“What is your leg care routine?” – Alenna S. via Facebook
Knowing your horse’s legs inside and out is paramount when looking after any horse. Daily checking of legs should be undertaken so that any abnormalities, from the slightest boot rub to a large laceration can be detected quickly and any further issues be put at bay by dealing with the injury correctly.
My daily routine involves a quick check of the legs when I bring the horses in from the paddock. If no shoes are missing and there are no obvious injuries then they get left to eat breakfast. Once they are on cross ties, I first pick out feet and make sure shoes are still in place and not slightly sprung. Before starting to groom I run my hands down both the front and back of their legs.
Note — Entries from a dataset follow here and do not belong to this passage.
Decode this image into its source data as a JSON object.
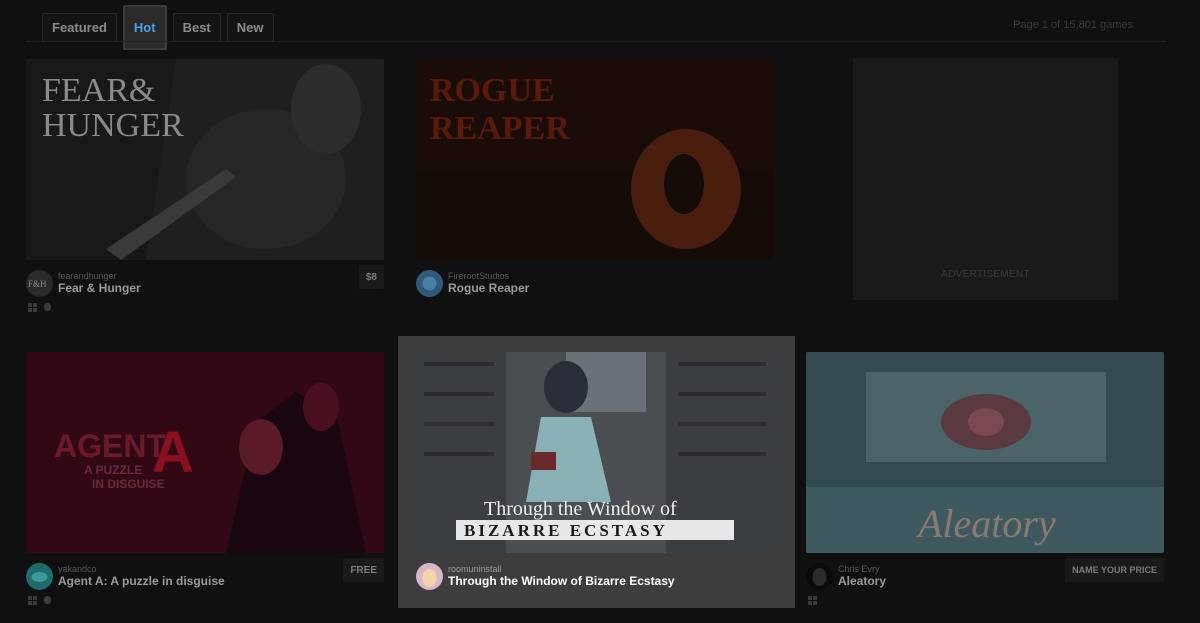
{
  "tabs": [
    {
      "label": "Featured",
      "active": false
    },
    {
      "label": "Hot",
      "active": true
    },
    {
      "label": "Best",
      "active": false
    },
    {
      "label": "New",
      "active": false
    }
  ],
  "pagination": "Page 1 of 15,801 games",
  "advertisement_label": "ADVERTISEMENT",
  "games": [
    {
      "author": "fearandhunger",
      "title": "Fear & Hunger",
      "price": "$8",
      "cover_text": [
        "FEAR&",
        "HUNGER"
      ]
    },
    {
      "author": "FirerootStudios",
      "title": "Rogue Reaper",
      "price": "",
      "cover_text": [
        "ROGUE",
        "REAPER"
      ]
    },
    {
      "author": "yakandco",
      "title": "Agent A: A puzzle in disguise",
      "price": "FREE",
      "cover_text": [
        "AGENT",
        "A",
        "A PUZZLE",
        "IN DISGUISE"
      ]
    },
    {
      "author": "roomuninstall",
      "title": "Through the Window of Bizarre Ecstasy",
      "price": "",
      "cover_text": [
        "Through the Window of",
        "BIZARRE ECSTASY"
      ]
    },
    {
      "author": "Chris Evry",
      "title": "Aleatory",
      "price": "NAME YOUR PRICE",
      "cover_text": [
        "Aleatory"
      ]
    }
  ],
  "colors": {
    "background": "#101010",
    "tab_active": "#4aa3e8",
    "highlight": "#3d3d3d"
  }
}
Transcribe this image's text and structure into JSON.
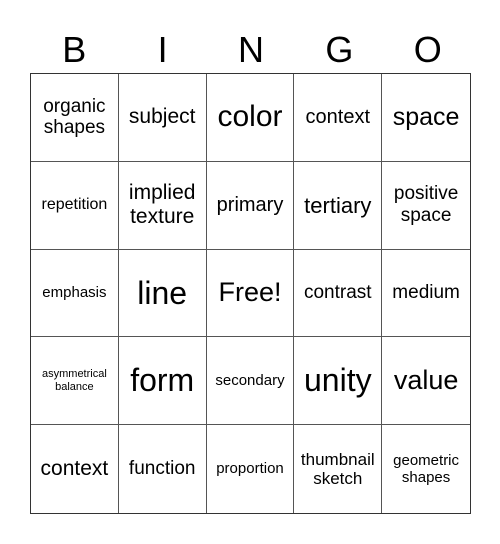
{
  "header": [
    "B",
    "I",
    "N",
    "G",
    "O"
  ],
  "cells": [
    [
      "organic shapes",
      "subject",
      "color",
      "context",
      "space"
    ],
    [
      "repetition",
      "implied texture",
      "primary",
      "tertiary",
      "positive space"
    ],
    [
      "emphasis",
      "line",
      "Free!",
      "contrast",
      "medium"
    ],
    [
      "asymmetrical balance",
      "form",
      "secondary",
      "unity",
      "value"
    ],
    [
      "context",
      "function",
      "proportion",
      "thumbnail sketch",
      "geometric shapes"
    ]
  ]
}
I am looking for the following:
- Unusual swelling
- Thickening of tendons
- Boot rubs
- Start of fungus
Assuming all is normal, legs are curried and brushed. Boots or polos are used for exercise. After exercise, if legs are dry, they are checked for any boot rubs and abnormalities, if all ok they are then brushed. Should the legs be dirty then they get washed and toweled dry. I do not daily shampoo legs as I feel this strips the natural qualities from the skin. However if some sort of skin issue has occurred, for example fungus, then legs would be washed with either one of the following…..
Anytime a horse can hand graze dry before being returned to the stall is the best option. The quicker the legs become dry, there is less time for an environment to materialize that’s conducive to fungus!
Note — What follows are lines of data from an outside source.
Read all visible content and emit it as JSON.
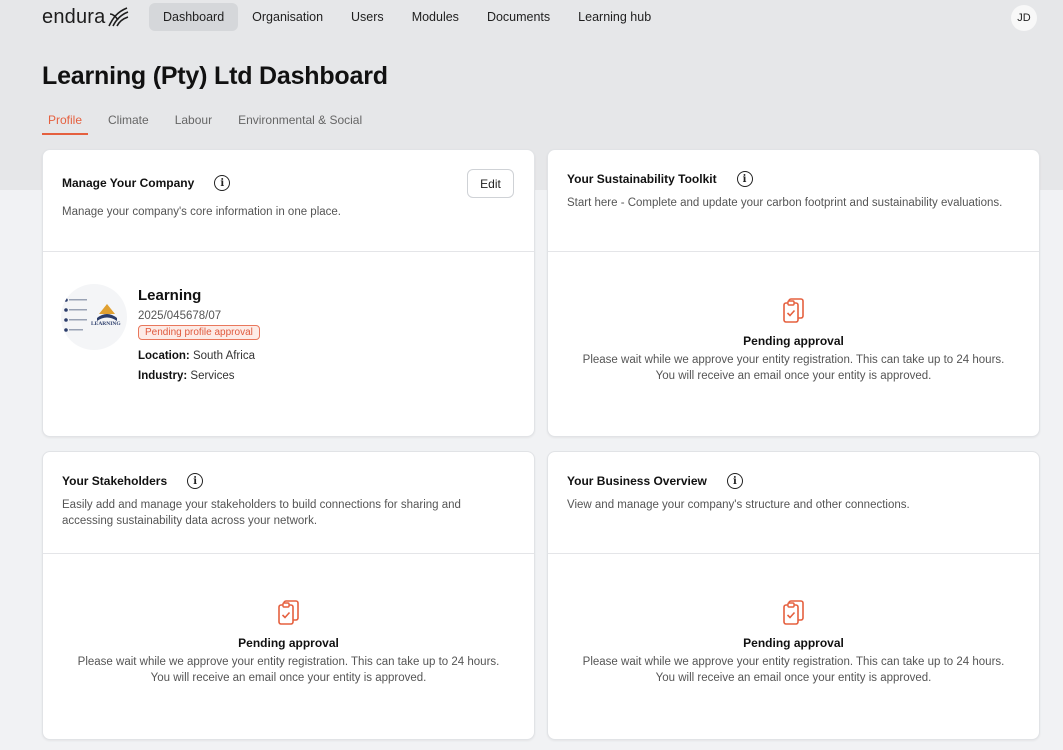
{
  "header": {
    "logo_text": "endura",
    "nav": [
      "Dashboard",
      "Organisation",
      "Users",
      "Modules",
      "Documents",
      "Learning hub"
    ],
    "active_nav": 0,
    "avatar_initials": "JD"
  },
  "page": {
    "title": "Learning (Pty) Ltd Dashboard",
    "tabs": [
      "Profile",
      "Climate",
      "Labour",
      "Environmental & Social"
    ],
    "active_tab": 0
  },
  "colors": {
    "accent": "#e5603f",
    "nav_active_bg": "#d5d7da",
    "band_bg": "#e6e7e9"
  },
  "manage_company": {
    "title": "Manage Your Company",
    "description": "Manage your company's core information in one place.",
    "edit_label": "Edit",
    "company_name": "Learning",
    "registration": "2025/045678/07",
    "status": "Pending profile approval",
    "location_label": "Location:",
    "location": "South Africa",
    "industry_label": "Industry:",
    "industry": "Services",
    "logo_text": "LEARNING"
  },
  "toolkit": {
    "title": "Your Sustainability Toolkit",
    "description": "Start here - Complete and update your carbon footprint and sustainability evaluations.",
    "pending_title": "Pending approval",
    "pending_line1": "Please wait while we approve your entity registration. This can take up to 24 hours.",
    "pending_line2": "You will receive an email once your entity is approved."
  },
  "stakeholders": {
    "title": "Your Stakeholders",
    "description": "Easily add and manage your stakeholders to build connections for sharing and accessing sustainability data across your network.",
    "pending_title": "Pending approval",
    "pending_line1": "Please wait while we approve your entity registration. This can take up to 24 hours.",
    "pending_line2": "You will receive an email once your entity is approved."
  },
  "business_overview": {
    "title": "Your Business Overview",
    "description": "View and manage your company's structure and other connections.",
    "pending_title": "Pending approval",
    "pending_line1": "Please wait while we approve your entity registration. This can take up to 24 hours.",
    "pending_line2": "You will receive an email once your entity is approved."
  }
}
Different factors effect how I care for the legs after exercise:
- Level of horse, e.g. novice or advanced
- Turn out during day or night
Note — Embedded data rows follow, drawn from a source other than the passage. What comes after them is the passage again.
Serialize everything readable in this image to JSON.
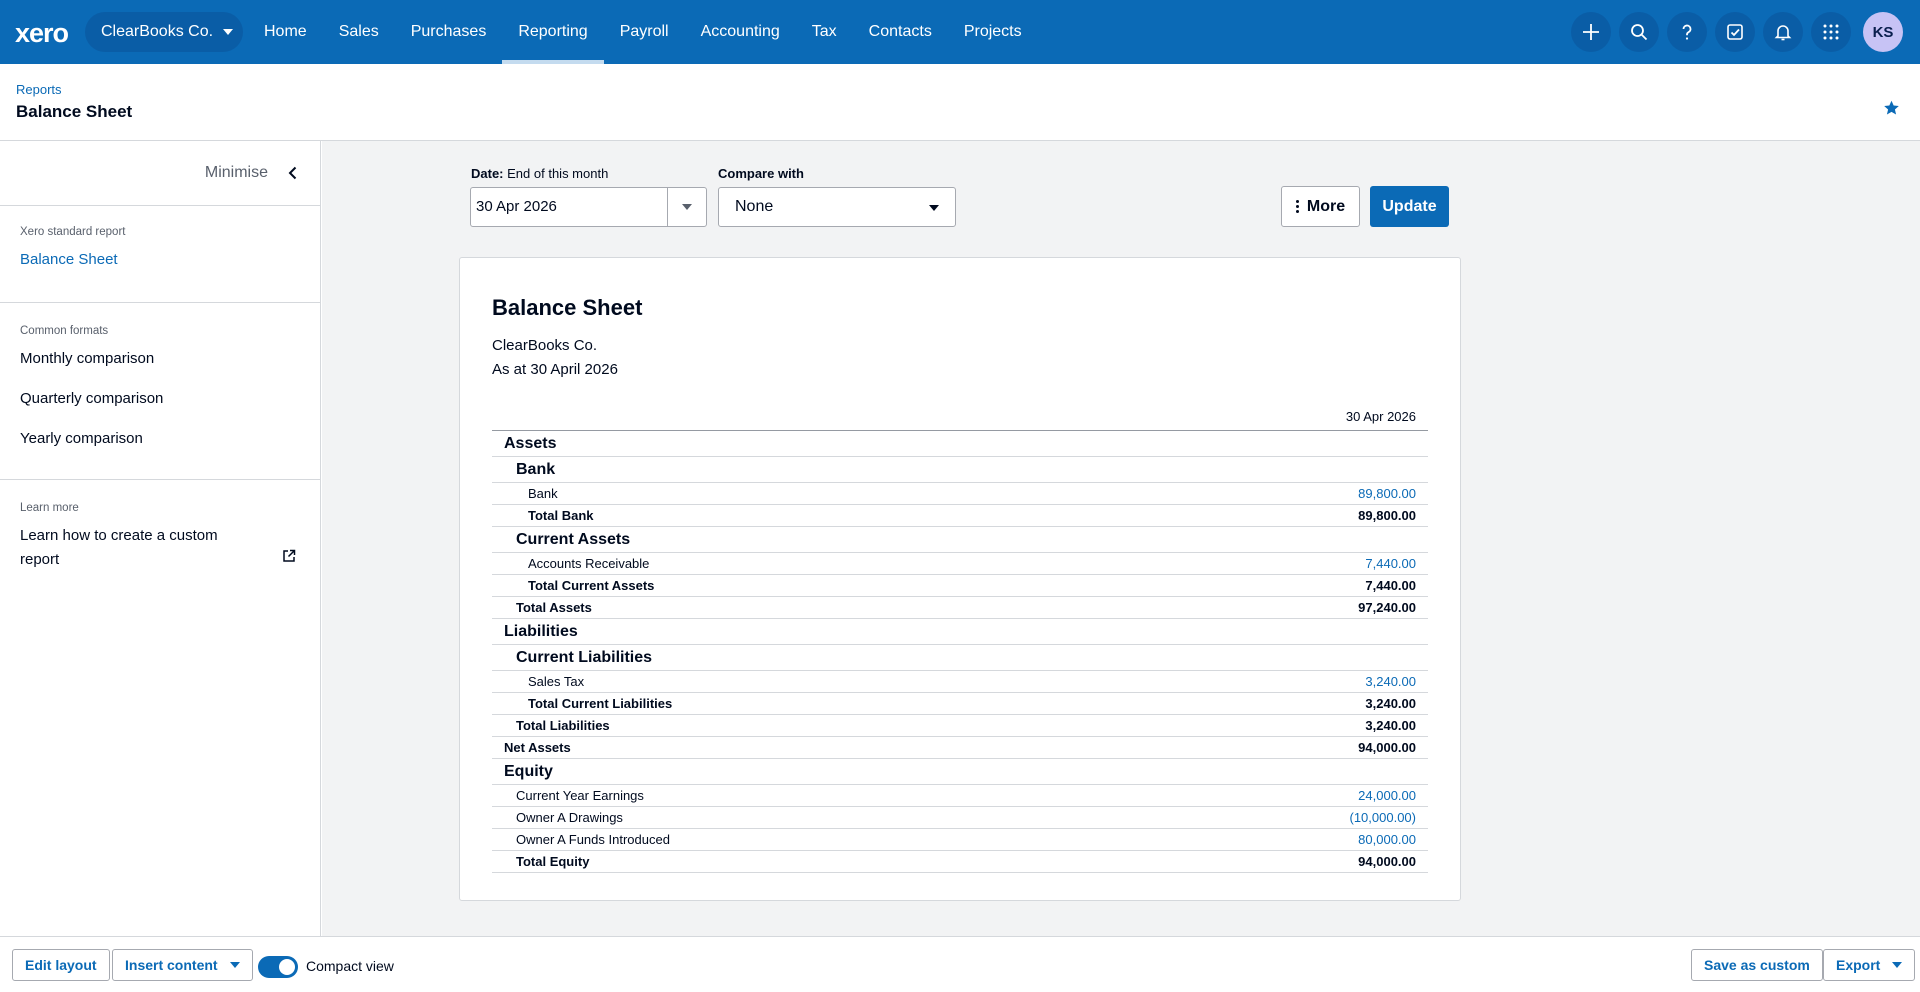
{
  "nav": {
    "logo": "xero",
    "org_name": "ClearBooks Co.",
    "items": [
      "Home",
      "Sales",
      "Purchases",
      "Reporting",
      "Payroll",
      "Accounting",
      "Tax",
      "Contacts",
      "Projects"
    ],
    "active_item": "Reporting",
    "right_icons": [
      "plus-icon",
      "search-icon",
      "help-icon",
      "task-check-icon",
      "bell-icon",
      "apps-grid-icon"
    ],
    "avatar_initials": "KS"
  },
  "header": {
    "breadcrumb": "Reports",
    "title": "Balance Sheet"
  },
  "sidebar": {
    "minimise_label": "Minimise",
    "standard_caption": "Xero standard report",
    "standard_report": "Balance Sheet",
    "formats_caption": "Common formats",
    "formats": [
      "Monthly comparison",
      "Quarterly comparison",
      "Yearly comparison"
    ],
    "learn_caption": "Learn more",
    "learn_link": "Learn how to create a custom report"
  },
  "filters": {
    "date_label": "Date:",
    "date_hint": "End of this month",
    "date_value": "30 Apr 2026",
    "compare_label": "Compare with",
    "compare_value": "None",
    "more_label": "More",
    "update_label": "Update"
  },
  "report": {
    "title": "Balance Sheet",
    "org": "ClearBooks Co.",
    "as_at": "As at 30 April 2026",
    "column_header": "30 Apr 2026",
    "rows": [
      {
        "label": "Assets",
        "amount": "",
        "type": "section",
        "indent": 0
      },
      {
        "label": "Bank",
        "amount": "",
        "type": "section",
        "indent": 1
      },
      {
        "label": "Bank",
        "amount": "89,800.00",
        "type": "line",
        "indent": 2
      },
      {
        "label": "Total Bank",
        "amount": "89,800.00",
        "type": "total",
        "indent": 2
      },
      {
        "label": "Current Assets",
        "amount": "",
        "type": "section",
        "indent": 1
      },
      {
        "label": "Accounts Receivable",
        "amount": "7,440.00",
        "type": "line",
        "indent": 2
      },
      {
        "label": "Total Current Assets",
        "amount": "7,440.00",
        "type": "total",
        "indent": 2
      },
      {
        "label": "Total Assets",
        "amount": "97,240.00",
        "type": "total",
        "indent": 1
      },
      {
        "label": "Liabilities",
        "amount": "",
        "type": "section",
        "indent": 0
      },
      {
        "label": "Current Liabilities",
        "amount": "",
        "type": "section",
        "indent": 1
      },
      {
        "label": "Sales Tax",
        "amount": "3,240.00",
        "type": "line",
        "indent": 2
      },
      {
        "label": "Total Current Liabilities",
        "amount": "3,240.00",
        "type": "total",
        "indent": 2
      },
      {
        "label": "Total Liabilities",
        "amount": "3,240.00",
        "type": "total",
        "indent": 1
      },
      {
        "label": "Net Assets",
        "amount": "94,000.00",
        "type": "total",
        "indent": 0
      },
      {
        "label": "Equity",
        "amount": "",
        "type": "section",
        "indent": 0
      },
      {
        "label": "Current Year Earnings",
        "amount": "24,000.00",
        "type": "line",
        "indent": 1
      },
      {
        "label": "Owner A Drawings",
        "amount": "(10,000.00)",
        "type": "line",
        "indent": 1
      },
      {
        "label": "Owner A Funds Introduced",
        "amount": "80,000.00",
        "type": "line",
        "indent": 1
      },
      {
        "label": "Total Equity",
        "amount": "94,000.00",
        "type": "total",
        "indent": 1
      }
    ]
  },
  "bottom": {
    "edit_layout": "Edit layout",
    "insert_content": "Insert content",
    "compact_view": "Compact view",
    "compact_on": true,
    "save_custom": "Save as custom",
    "export": "Export"
  },
  "colors": {
    "brand": "#0b6ab6",
    "link": "#0b6ab6",
    "text": "#000a1e"
  }
}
- Amount of work done, flat or gallop etc
- Known issues e.g. horse stocks up when stabled at night
After a jump school, I use some form of tightening product to massage into the tendons. Sore No More is my favorite, however a less expensive product such as witch hazel can be effective also. Intermediate and advanced horses get standing wraps on front legs whilst in their stalls. Once I have put on the liniment I then shake on some baby powder. This helps to dry the leg a little under the wrap, helping avoid skin irritation or fungal growth. If horse is on night turnout the standing wraps come off.
After a gallop, horses front legs are iced for 30 mins. There are many ways to ice, for me personally the most effective way are the whirlpool boots (I do not use the motor). If the horse dislikes these, I will then use tubi grip, placing the ice in between the folded stocking. I will then secure it in place with a polo wrap. After icing, legs are dried, checked for any obvious abnormalities, poulticed with up tite clay poultice and then wrapped.
Obviously this is only scratching the surface on leg care. There are many leg issues that need to be handled in different ways. If in doubt call your vet. Feel free to ask me a question if you have a specific issue on leg care!